=== Exercise ===
Exactly as written, return the entries below, minus any pictures.

=== Working data ===
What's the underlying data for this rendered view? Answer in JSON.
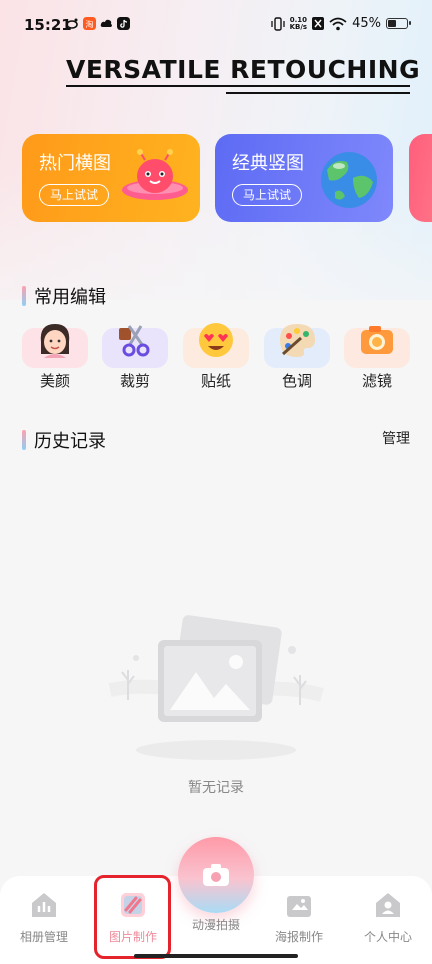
{
  "status_bar": {
    "time": "15:21",
    "net_speed_value": "0.10",
    "net_speed_unit": "KB/s",
    "battery_percent": "45%",
    "battery_level": 0.45,
    "app_icons": [
      "weibo-icon",
      "taobao-icon",
      "cloud-icon",
      "tiktok-icon"
    ]
  },
  "header": {
    "title": "VERSATILE RETOUCHING"
  },
  "feature_cards": [
    {
      "title": "热门横图",
      "button": "马上试试",
      "icon": "ufo-character-icon",
      "color": "#ffa51d"
    },
    {
      "title": "经典竖图",
      "button": "马上试试",
      "icon": "globe-icon",
      "color": "#6875f6"
    },
    {
      "title": "",
      "button": "",
      "icon": "",
      "color": "#ff6a80"
    }
  ],
  "edit_section": {
    "title": "常用编辑",
    "tools": [
      {
        "label": "美颜",
        "icon": "woman-face-icon",
        "bg": "#fde3e8"
      },
      {
        "label": "裁剪",
        "icon": "scissors-icon",
        "bg": "#e9e4fb"
      },
      {
        "label": "贴纸",
        "icon": "heart-eyes-emoji-icon",
        "bg": "#fdebe0"
      },
      {
        "label": "色调",
        "icon": "palette-icon",
        "bg": "#e3ecfb"
      },
      {
        "label": "滤镜",
        "icon": "camera-filter-icon",
        "bg": "#fde9e0"
      }
    ]
  },
  "history_section": {
    "title": "历史记录",
    "manage_label": "管理",
    "empty_text": "暂无记录"
  },
  "bottom_nav": {
    "items": [
      {
        "label": "相册管理",
        "icon": "album-icon",
        "active": false
      },
      {
        "label": "图片制作",
        "icon": "image-edit-icon",
        "active": true
      },
      {
        "label": "海报制作",
        "icon": "poster-icon",
        "active": false
      },
      {
        "label": "个人中心",
        "icon": "profile-icon",
        "active": false
      }
    ],
    "camera_label": "动漫拍摄",
    "camera_icon": "camera-icon"
  }
}
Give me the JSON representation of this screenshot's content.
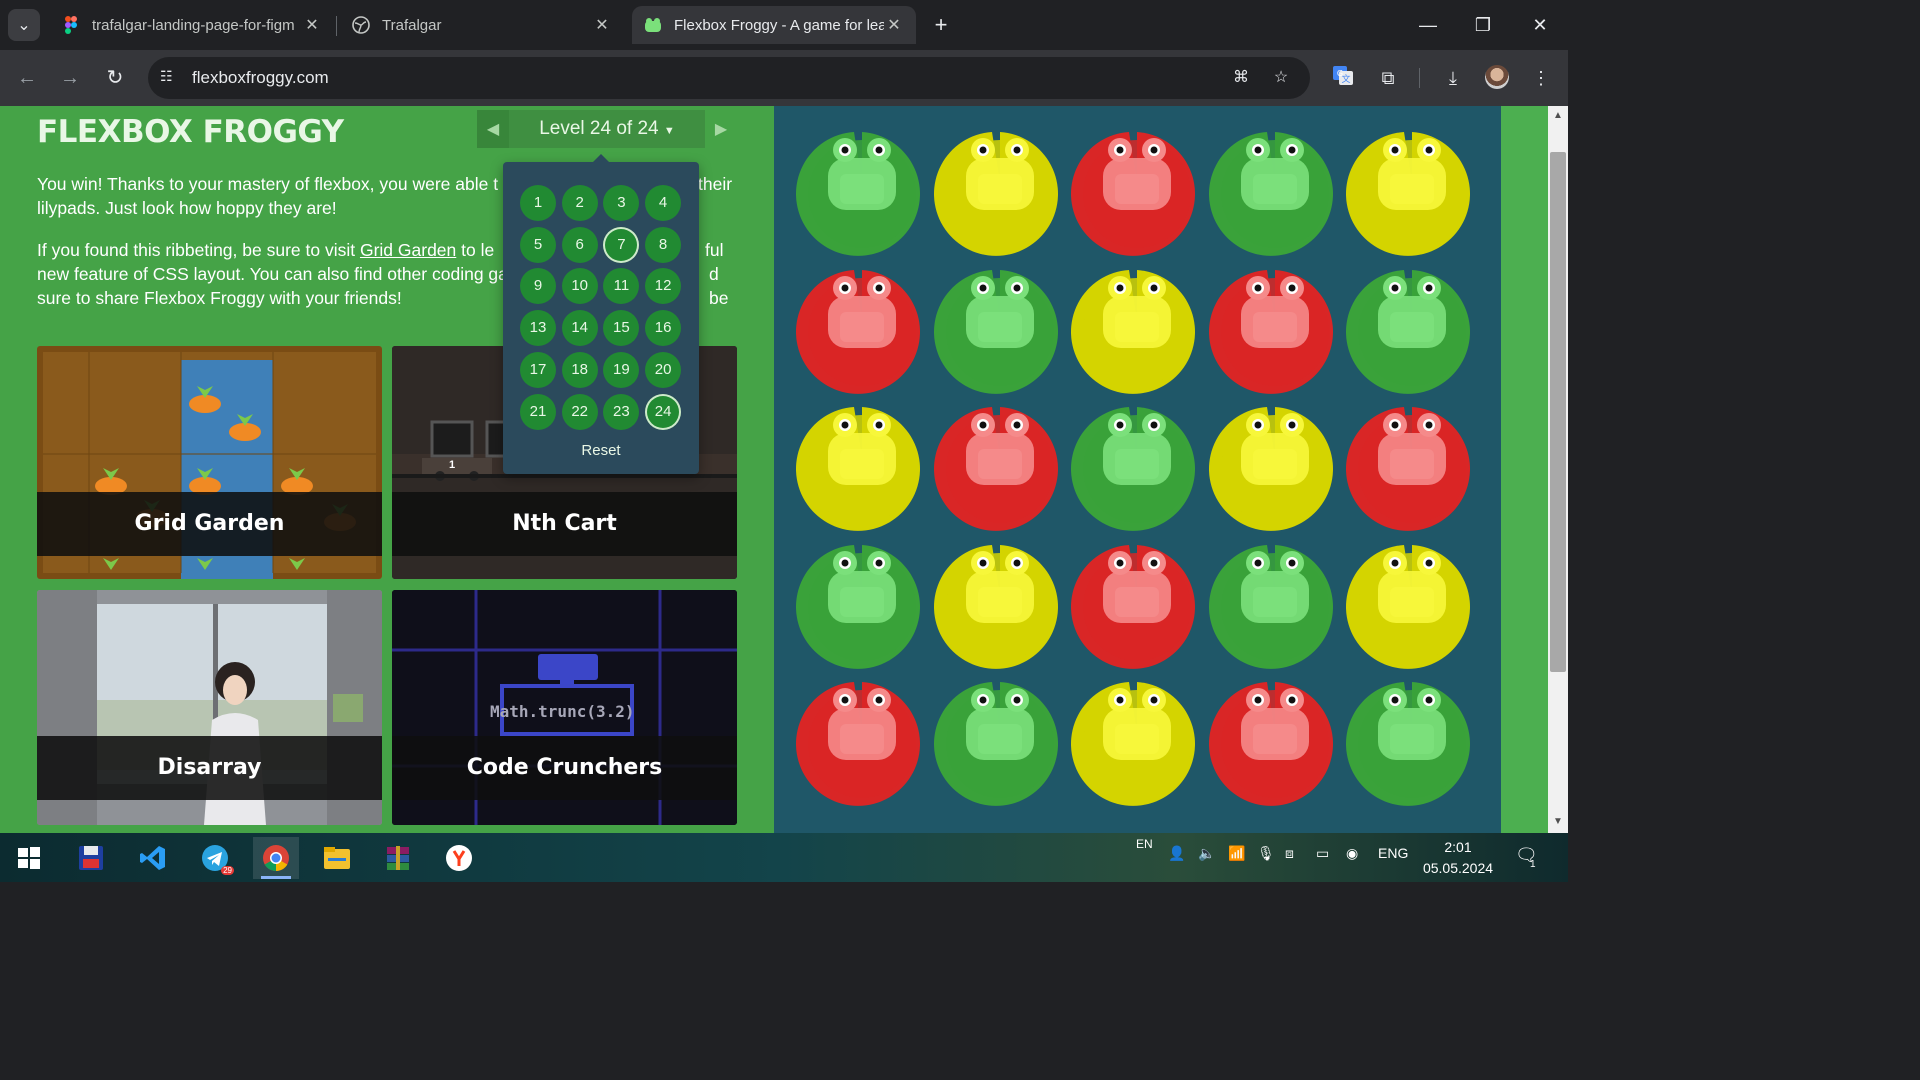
{
  "browser": {
    "tabs": [
      {
        "title": "trafalgar-landing-page-for-figm",
        "active": false,
        "favicon": "figma-icon"
      },
      {
        "title": "Trafalgar",
        "active": false,
        "favicon": "globe-icon"
      },
      {
        "title": "Flexbox Froggy - A game for lea",
        "active": true,
        "favicon": "frog-icon"
      }
    ],
    "url": "flexboxfroggy.com"
  },
  "game": {
    "logo": "FLEXBOX FROGGY",
    "level_label": "Level 24 of 24",
    "intro_p1": "You win! Thanks to your mastery of flexbox, you were able t",
    "intro_p1b": "their",
    "intro_p1c": "lilypads. Just look how hoppy they are!",
    "intro_p2a": "If you found this ribbeting, be sure to visit ",
    "intro_p2_link": "Grid Garden",
    "intro_p2b": " to le",
    "intro_p2c": "ful",
    "intro_p2d": "new feature of CSS layout. You can also find other coding ga",
    "intro_p2e": "d be",
    "intro_p2f": "sure to share Flexbox Froggy with your friends!",
    "cards": [
      {
        "title": "Grid Garden"
      },
      {
        "title": "Nth Cart"
      },
      {
        "title": "Disarray"
      },
      {
        "title": "Code Crunchers"
      }
    ],
    "code_crunchers_expr": "Math.trunc(3.2)",
    "nth_cart_number": "1",
    "levels": [
      "1",
      "2",
      "3",
      "4",
      "5",
      "6",
      "7",
      "8",
      "9",
      "10",
      "11",
      "12",
      "13",
      "14",
      "15",
      "16",
      "17",
      "18",
      "19",
      "20",
      "21",
      "22",
      "23",
      "24"
    ],
    "reset_label": "Reset",
    "board_colors": [
      [
        "green",
        "yellow",
        "red",
        "green",
        "yellow"
      ],
      [
        "red",
        "green",
        "yellow",
        "red",
        "green"
      ],
      [
        "yellow",
        "red",
        "green",
        "yellow",
        "red"
      ],
      [
        "green",
        "yellow",
        "red",
        "green",
        "yellow"
      ],
      [
        "red",
        "green",
        "yellow",
        "red",
        "green"
      ]
    ]
  },
  "taskbar": {
    "lang_top": "EN",
    "lang": "ENG",
    "time": "2:01",
    "date": "05.05.2024",
    "notifications": "1",
    "telegram_badge": "29"
  },
  "colors": {
    "green_pad": "#3aa23a",
    "green_frog": "#7be07b",
    "yellow_pad": "#d4d400",
    "yellow_frog": "#f7f73a",
    "red_pad": "#d92626",
    "red_frog": "#f58a8a",
    "board_bg": "#1f5768"
  }
}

=== Output for this exercise ===
What's the underlying data for this rendered view? Answer in JSON.
{
  "status_bar": {
    "time": "15:21",
    "net_speed_value": "0.10",
    "net_speed_unit": "KB/s",
    "battery_percent": "45%",
    "battery_level": 0.45,
    "app_icons": [
      "weibo-icon",
      "taobao-icon",
      "cloud-icon",
      "tiktok-icon"
    ]
  },
  "header": {
    "title": "VERSATILE RETOUCHING"
  },
  "feature_cards": [
    {
      "title": "热门横图",
      "button": "马上试试",
      "icon": "ufo-character-icon",
      "color": "#ffa51d"
    },
    {
      "title": "经典竖图",
      "button": "马上试试",
      "icon": "globe-icon",
      "color": "#6875f6"
    },
    {
      "title": "",
      "button": "",
      "icon": "",
      "color": "#ff6a80"
    }
  ],
  "edit_section": {
    "title": "常用编辑",
    "tools": [
      {
        "label": "美颜",
        "icon": "woman-face-icon",
        "bg": "#fde3e8"
      },
      {
        "label": "裁剪",
        "icon": "scissors-icon",
        "bg": "#e9e4fb"
      },
      {
        "label": "贴纸",
        "icon": "heart-eyes-emoji-icon",
        "bg": "#fdebe0"
      },
      {
        "label": "色调",
        "icon": "palette-icon",
        "bg": "#e3ecfb"
      },
      {
        "label": "滤镜",
        "icon": "camera-filter-icon",
        "bg": "#fde9e0"
      }
    ]
  },
  "history_section": {
    "title": "历史记录",
    "manage_label": "管理",
    "empty_text": "暂无记录"
  },
  "bottom_nav": {
    "items": [
      {
        "label": "相册管理",
        "icon": "album-icon",
        "active": false
      },
      {
        "label": "图片制作",
        "icon": "image-edit-icon",
        "active": true
      },
      {
        "label": "海报制作",
        "icon": "poster-icon",
        "active": false
      },
      {
        "label": "个人中心",
        "icon": "profile-icon",
        "active": false
      }
    ],
    "camera_label": "动漫拍摄",
    "camera_icon": "camera-icon"
  }
}
Give me the JSON representation of this screenshot's content.
{
  "browser": {
    "tabs": [
      {
        "title": "trafalgar-landing-page-for-figm",
        "active": false,
        "favicon": "figma-icon"
      },
      {
        "title": "Trafalgar",
        "active": false,
        "favicon": "globe-icon"
      },
      {
        "title": "Flexbox Froggy - A game for lea",
        "active": true,
        "favicon": "frog-icon"
      }
    ],
    "url": "flexboxfroggy.com"
  },
  "game": {
    "logo": "FLEXBOX FROGGY",
    "level_label": "Level 24 of 24",
    "intro_p1": "You win! Thanks to your mastery of flexbox, you were able t",
    "intro_p1b": "their",
    "intro_p1c": "lilypads. Just look how hoppy they are!",
    "intro_p2a": "If you found this ribbeting, be sure to visit ",
    "intro_p2_link": "Grid Garden",
    "intro_p2b": " to le",
    "intro_p2c": "ful",
    "intro_p2d": "new feature of CSS layout. You can also find other coding ga",
    "intro_p2e": "d be",
    "intro_p2f": "sure to share Flexbox Froggy with your friends!",
    "cards": [
      {
        "title": "Grid Garden"
      },
      {
        "title": "Nth Cart"
      },
      {
        "title": "Disarray"
      },
      {
        "title": "Code Crunchers"
      }
    ],
    "code_crunchers_expr": "Math.trunc(3.2)",
    "nth_cart_number": "1",
    "levels": [
      "1",
      "2",
      "3",
      "4",
      "5",
      "6",
      "7",
      "8",
      "9",
      "10",
      "11",
      "12",
      "13",
      "14",
      "15",
      "16",
      "17",
      "18",
      "19",
      "20",
      "21",
      "22",
      "23",
      "24"
    ],
    "reset_label": "Reset",
    "board_colors": [
      [
        "green",
        "yellow",
        "red",
        "green",
        "yellow"
      ],
      [
        "red",
        "green",
        "yellow",
        "red",
        "green"
      ],
      [
        "yellow",
        "red",
        "green",
        "yellow",
        "red"
      ],
      [
        "green",
        "yellow",
        "red",
        "green",
        "yellow"
      ],
      [
        "red",
        "green",
        "yellow",
        "red",
        "green"
      ]
    ]
  },
  "taskbar": {
    "lang_top": "EN",
    "lang": "ENG",
    "time": "2:01",
    "date": "05.05.2024",
    "notifications": "1",
    "telegram_badge": "29"
  },
  "colors": {
    "green_pad": "#3aa23a",
    "green_frog": "#7be07b",
    "yellow_pad": "#d4d400",
    "yellow_frog": "#f7f73a",
    "red_pad": "#d92626",
    "red_frog": "#f58a8a",
    "board_bg": "#1f5768"
  }
}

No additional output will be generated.